• _Supplied data_:
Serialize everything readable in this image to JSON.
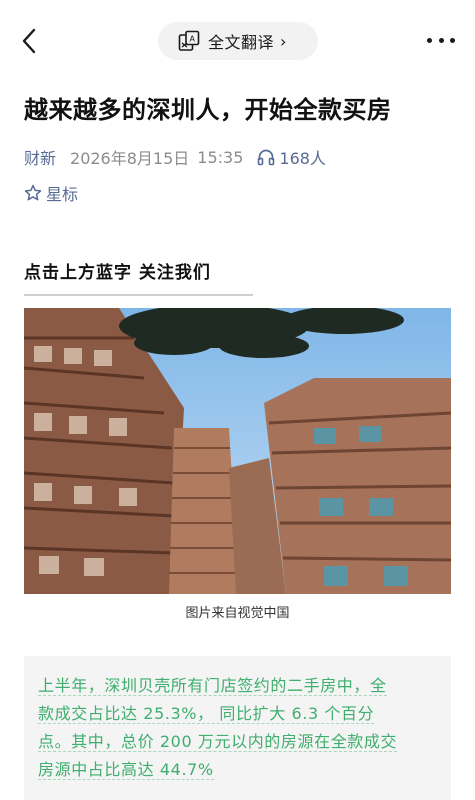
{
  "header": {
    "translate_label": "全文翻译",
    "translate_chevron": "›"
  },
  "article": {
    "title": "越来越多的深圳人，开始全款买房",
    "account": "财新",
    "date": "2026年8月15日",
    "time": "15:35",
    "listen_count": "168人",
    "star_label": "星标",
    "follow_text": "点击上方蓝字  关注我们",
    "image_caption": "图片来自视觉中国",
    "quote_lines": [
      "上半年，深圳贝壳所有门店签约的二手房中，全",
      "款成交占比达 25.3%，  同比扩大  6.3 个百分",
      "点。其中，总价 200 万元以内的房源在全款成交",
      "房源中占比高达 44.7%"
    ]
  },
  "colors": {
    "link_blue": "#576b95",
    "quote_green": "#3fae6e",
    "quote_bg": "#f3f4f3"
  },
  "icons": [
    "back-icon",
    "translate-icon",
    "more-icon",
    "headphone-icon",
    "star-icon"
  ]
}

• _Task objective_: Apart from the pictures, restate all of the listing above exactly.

• _Result below_:
Serialize everything readable in this image to JSON.
{
  "header": {
    "translate_label": "全文翻译",
    "translate_chevron": "›"
  },
  "article": {
    "title": "越来越多的深圳人，开始全款买房",
    "account": "财新",
    "date": "2026年8月15日",
    "time": "15:35",
    "listen_count": "168人",
    "star_label": "星标",
    "follow_text": "点击上方蓝字  关注我们",
    "image_caption": "图片来自视觉中国",
    "quote_lines": [
      "上半年，深圳贝壳所有门店签约的二手房中，全",
      "款成交占比达 25.3%，  同比扩大  6.3 个百分",
      "点。其中，总价 200 万元以内的房源在全款成交",
      "房源中占比高达 44.7%"
    ]
  },
  "colors": {
    "link_blue": "#576b95",
    "quote_green": "#3fae6e",
    "quote_bg": "#f3f4f3"
  },
  "icons": [
    "back-icon",
    "translate-icon",
    "more-icon",
    "headphone-icon",
    "star-icon"
  ]
}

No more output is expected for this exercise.